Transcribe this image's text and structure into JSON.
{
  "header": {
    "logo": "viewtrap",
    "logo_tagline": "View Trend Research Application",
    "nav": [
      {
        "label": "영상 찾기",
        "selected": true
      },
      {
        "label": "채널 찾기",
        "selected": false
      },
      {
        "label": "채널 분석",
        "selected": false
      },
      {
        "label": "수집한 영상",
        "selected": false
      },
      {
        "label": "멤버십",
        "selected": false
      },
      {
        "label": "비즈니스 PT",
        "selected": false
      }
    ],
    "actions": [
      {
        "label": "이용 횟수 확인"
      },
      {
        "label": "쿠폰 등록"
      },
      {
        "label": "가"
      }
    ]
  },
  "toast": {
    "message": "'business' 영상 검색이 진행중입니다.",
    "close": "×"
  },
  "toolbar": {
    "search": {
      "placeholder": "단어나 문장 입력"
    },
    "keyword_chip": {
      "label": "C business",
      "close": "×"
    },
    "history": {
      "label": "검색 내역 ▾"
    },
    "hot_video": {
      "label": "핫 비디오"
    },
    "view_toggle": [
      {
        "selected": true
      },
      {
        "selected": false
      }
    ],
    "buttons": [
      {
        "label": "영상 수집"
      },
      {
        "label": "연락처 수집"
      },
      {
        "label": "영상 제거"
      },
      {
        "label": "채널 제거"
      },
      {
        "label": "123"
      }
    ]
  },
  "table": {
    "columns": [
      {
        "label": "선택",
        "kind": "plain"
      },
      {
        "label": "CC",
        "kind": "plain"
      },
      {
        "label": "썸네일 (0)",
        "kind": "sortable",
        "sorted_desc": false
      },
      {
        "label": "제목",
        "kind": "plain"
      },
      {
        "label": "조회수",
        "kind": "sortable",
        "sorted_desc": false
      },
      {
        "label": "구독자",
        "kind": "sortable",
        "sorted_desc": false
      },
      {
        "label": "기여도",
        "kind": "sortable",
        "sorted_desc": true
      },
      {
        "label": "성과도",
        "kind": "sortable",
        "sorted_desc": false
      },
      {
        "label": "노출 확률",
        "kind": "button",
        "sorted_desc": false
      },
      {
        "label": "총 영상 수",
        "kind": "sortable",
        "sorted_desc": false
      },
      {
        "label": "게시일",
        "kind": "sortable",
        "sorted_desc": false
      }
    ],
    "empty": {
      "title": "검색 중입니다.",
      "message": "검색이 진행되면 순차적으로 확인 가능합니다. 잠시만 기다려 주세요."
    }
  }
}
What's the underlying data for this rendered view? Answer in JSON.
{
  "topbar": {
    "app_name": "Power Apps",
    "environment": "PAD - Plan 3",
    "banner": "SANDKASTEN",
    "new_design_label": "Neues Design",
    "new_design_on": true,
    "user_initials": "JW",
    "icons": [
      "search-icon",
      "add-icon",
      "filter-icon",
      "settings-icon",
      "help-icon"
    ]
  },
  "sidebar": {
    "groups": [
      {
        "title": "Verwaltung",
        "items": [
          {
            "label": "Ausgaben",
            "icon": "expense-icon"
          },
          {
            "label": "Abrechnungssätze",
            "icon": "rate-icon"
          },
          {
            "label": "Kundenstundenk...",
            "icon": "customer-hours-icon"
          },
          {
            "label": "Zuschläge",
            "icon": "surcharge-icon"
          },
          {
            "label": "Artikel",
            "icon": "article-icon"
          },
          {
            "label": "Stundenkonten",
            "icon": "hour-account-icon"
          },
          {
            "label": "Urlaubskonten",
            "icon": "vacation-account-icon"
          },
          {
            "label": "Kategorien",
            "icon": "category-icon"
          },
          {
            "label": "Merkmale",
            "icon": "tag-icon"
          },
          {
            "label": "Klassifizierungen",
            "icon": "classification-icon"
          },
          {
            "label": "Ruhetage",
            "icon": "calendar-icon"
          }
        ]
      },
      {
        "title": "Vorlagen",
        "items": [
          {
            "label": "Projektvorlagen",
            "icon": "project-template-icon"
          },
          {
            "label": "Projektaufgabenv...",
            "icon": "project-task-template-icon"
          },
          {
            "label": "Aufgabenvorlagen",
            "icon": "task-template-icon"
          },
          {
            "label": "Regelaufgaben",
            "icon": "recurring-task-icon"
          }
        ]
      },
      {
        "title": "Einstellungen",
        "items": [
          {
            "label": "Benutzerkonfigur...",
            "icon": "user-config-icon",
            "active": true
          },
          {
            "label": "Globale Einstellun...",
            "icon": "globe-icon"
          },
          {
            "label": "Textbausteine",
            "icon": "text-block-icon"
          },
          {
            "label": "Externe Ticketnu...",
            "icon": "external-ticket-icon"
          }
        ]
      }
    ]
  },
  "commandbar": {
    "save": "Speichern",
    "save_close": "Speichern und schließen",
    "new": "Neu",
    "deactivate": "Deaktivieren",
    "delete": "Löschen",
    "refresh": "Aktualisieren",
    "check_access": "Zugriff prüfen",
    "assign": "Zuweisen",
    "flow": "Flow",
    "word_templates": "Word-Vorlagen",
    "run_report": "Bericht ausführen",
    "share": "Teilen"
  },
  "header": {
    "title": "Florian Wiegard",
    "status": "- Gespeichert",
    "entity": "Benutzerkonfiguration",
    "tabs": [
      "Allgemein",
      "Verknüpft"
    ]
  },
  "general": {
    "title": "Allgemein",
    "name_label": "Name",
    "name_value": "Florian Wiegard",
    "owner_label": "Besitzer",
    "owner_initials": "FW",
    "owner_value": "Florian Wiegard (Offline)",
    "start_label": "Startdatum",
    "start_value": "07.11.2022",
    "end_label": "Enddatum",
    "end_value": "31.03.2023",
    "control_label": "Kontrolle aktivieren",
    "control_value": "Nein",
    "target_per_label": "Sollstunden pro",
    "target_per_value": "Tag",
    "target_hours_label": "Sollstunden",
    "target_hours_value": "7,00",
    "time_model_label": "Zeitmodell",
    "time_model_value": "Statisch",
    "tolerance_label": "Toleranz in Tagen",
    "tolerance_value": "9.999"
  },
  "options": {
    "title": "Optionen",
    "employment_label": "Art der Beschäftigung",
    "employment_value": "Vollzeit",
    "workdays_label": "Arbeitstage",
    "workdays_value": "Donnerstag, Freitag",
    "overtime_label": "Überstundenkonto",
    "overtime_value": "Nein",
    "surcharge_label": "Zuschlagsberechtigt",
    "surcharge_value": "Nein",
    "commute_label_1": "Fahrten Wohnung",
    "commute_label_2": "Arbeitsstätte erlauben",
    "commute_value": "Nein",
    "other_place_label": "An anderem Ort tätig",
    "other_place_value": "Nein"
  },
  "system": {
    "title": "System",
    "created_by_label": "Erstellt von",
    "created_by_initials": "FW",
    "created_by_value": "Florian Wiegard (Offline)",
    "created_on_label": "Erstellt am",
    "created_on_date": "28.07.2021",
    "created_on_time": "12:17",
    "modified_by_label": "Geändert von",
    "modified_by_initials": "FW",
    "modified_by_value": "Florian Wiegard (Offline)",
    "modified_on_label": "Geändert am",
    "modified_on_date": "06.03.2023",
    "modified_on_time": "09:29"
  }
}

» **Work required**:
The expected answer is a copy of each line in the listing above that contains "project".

» **Task answer**:
            "icon": "project-template-icon"
            "icon": "project-task-template-icon"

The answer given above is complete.